• DATA FOR PROCESSING:
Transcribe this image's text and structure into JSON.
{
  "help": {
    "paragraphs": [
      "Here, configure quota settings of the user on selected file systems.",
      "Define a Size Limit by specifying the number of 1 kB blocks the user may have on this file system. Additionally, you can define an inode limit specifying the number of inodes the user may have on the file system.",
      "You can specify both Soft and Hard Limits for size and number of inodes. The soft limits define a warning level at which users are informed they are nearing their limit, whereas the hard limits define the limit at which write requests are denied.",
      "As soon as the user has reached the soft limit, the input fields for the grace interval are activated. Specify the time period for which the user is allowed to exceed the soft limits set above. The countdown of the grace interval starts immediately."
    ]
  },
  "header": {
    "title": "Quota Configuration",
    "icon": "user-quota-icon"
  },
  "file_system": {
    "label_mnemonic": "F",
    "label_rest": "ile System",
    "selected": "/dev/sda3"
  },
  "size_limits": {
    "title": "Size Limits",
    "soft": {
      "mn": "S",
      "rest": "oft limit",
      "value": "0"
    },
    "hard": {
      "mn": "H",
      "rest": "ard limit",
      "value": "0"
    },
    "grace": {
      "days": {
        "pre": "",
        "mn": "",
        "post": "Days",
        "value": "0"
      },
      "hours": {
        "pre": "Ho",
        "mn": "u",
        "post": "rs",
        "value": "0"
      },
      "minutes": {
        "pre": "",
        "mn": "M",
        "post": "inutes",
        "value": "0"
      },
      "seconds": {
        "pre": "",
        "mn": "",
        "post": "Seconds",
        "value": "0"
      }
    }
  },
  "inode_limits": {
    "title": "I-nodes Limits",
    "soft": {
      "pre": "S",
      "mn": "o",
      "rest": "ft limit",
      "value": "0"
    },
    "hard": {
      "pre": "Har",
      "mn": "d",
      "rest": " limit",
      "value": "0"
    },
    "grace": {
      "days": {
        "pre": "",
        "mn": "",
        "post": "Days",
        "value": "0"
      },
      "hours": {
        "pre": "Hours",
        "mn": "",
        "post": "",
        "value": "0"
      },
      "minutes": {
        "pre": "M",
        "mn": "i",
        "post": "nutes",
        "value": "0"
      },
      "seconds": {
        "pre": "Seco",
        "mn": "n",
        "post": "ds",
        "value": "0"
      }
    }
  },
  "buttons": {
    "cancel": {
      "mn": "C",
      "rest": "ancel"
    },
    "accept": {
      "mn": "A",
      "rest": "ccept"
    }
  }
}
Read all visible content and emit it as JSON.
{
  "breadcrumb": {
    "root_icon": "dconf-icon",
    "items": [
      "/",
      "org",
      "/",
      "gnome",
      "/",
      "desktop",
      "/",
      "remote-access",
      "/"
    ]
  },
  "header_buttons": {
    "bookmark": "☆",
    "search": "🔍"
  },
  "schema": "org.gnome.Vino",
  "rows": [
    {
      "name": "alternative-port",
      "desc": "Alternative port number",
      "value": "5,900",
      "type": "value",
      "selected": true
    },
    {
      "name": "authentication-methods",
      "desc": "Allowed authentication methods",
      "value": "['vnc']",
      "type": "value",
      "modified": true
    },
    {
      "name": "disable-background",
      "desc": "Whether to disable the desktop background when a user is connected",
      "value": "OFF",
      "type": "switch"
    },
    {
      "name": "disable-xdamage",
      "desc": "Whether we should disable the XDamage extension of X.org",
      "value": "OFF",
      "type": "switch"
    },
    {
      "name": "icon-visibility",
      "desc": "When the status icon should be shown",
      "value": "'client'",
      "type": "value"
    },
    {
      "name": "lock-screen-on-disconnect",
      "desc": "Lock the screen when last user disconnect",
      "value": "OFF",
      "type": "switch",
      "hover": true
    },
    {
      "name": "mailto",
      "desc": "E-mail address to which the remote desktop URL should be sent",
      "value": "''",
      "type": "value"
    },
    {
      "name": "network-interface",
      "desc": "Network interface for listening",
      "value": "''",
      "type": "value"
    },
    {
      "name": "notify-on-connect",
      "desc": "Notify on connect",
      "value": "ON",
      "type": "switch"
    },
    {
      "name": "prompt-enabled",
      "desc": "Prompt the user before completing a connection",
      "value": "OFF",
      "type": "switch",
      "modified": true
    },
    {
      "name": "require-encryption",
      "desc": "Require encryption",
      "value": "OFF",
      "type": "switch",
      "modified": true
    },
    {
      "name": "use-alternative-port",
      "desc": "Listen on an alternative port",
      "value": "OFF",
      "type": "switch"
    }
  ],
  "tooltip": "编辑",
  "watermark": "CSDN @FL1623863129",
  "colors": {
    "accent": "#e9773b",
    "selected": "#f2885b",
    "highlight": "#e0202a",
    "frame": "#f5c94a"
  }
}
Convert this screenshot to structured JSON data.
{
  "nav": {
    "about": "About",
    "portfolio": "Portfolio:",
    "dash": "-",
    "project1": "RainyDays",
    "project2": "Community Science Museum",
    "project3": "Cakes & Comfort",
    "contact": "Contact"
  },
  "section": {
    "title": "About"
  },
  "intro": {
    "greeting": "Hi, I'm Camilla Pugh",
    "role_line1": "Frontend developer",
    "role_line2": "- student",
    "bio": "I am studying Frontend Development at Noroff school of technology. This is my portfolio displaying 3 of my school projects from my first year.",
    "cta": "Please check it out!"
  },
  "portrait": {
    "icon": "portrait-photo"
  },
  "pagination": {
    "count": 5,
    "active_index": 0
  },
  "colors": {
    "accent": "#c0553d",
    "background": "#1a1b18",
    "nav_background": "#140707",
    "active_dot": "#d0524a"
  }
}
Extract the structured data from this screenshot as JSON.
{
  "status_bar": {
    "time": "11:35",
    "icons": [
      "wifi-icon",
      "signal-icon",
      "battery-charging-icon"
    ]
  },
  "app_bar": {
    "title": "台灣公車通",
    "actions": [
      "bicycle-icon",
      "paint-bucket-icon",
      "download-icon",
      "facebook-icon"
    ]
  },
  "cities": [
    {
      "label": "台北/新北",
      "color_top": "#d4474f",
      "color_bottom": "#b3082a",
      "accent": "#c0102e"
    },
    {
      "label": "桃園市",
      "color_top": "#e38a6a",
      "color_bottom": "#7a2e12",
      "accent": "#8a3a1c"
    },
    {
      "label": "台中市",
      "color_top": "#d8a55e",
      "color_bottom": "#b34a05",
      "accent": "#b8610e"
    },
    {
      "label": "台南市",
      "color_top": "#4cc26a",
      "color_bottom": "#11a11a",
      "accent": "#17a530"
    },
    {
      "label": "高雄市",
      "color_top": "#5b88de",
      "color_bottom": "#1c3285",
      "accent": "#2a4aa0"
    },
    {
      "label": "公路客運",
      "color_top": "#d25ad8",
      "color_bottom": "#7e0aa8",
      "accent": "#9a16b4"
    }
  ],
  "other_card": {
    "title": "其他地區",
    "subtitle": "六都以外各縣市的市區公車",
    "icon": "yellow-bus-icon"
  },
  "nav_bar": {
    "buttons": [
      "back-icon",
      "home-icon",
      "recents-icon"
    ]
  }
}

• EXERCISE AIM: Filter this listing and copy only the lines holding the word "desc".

• SOLUTION TO THIS TASK:
      "desc": "Alternative port number",
      "desc": "Allowed authentication methods",
      "desc": "Whether to disable the desktop background when a user is connected",
      "desc": "Whether we should disable the XDamage extension of X.org",
      "desc": "When the status icon should be shown",
      "desc": "Lock the screen when last user disconnect",
      "desc": "E-mail address to which the remote desktop URL should be sent",
      "desc": "Network interface for listening",
      "desc": "Notify on connect",
      "desc": "Prompt the user before completing a connection",
      "desc": "Require encryption",
      "desc": "Listen on an alternative port",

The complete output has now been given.